(Data excerpts)

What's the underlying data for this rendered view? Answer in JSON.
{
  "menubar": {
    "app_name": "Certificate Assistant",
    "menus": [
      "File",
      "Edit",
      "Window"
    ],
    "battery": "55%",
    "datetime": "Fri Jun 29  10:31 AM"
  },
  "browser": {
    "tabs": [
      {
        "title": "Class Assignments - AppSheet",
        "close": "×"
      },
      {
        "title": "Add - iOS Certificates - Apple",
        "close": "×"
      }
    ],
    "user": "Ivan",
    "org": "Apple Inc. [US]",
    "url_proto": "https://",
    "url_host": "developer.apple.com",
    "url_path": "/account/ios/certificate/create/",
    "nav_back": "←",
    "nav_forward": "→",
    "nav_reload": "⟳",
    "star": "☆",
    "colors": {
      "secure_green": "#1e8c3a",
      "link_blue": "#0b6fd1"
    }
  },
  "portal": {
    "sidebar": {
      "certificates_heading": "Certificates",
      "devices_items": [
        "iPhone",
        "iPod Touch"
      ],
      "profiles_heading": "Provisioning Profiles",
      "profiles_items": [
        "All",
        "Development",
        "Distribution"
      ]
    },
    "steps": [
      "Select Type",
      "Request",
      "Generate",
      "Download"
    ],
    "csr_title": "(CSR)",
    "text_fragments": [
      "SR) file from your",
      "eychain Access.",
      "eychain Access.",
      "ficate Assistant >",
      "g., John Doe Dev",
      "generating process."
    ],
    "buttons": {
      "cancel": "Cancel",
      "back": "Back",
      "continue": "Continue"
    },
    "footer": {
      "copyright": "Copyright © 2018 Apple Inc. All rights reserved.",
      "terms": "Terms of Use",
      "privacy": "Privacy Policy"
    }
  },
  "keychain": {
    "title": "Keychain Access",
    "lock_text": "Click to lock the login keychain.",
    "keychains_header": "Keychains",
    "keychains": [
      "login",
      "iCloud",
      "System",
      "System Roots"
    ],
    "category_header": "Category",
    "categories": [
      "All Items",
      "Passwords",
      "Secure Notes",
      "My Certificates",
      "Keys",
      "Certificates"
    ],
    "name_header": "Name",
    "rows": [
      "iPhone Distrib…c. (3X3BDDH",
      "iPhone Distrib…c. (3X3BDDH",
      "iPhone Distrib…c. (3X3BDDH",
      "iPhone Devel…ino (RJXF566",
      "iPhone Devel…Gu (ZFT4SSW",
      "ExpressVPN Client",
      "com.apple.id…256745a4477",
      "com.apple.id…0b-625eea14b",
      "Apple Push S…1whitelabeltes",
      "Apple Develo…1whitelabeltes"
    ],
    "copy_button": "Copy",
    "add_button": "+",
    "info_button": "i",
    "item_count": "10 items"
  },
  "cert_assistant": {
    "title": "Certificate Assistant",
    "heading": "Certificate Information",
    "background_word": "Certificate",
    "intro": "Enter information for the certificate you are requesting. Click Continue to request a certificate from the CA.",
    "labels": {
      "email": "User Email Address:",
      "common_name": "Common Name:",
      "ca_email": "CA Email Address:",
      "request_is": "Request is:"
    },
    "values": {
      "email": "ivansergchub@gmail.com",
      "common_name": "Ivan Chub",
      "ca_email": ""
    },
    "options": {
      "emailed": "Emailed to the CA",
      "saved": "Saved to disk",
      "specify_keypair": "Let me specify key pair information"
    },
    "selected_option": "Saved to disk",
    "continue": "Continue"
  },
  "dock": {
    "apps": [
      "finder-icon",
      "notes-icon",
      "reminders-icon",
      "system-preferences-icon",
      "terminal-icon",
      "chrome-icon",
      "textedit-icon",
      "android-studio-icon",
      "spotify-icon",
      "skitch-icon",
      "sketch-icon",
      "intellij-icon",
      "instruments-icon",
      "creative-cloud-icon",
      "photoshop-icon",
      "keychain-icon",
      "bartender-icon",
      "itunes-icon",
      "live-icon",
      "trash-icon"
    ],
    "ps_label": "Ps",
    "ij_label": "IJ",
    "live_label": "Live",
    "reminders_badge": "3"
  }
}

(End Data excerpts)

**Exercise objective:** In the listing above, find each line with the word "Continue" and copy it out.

**Answer below:**
      "continue": "Continue"
    "intro": "Enter information for the certificate you are requesting. Click Continue to request a certificate from the CA.",
    "continue": "Continue"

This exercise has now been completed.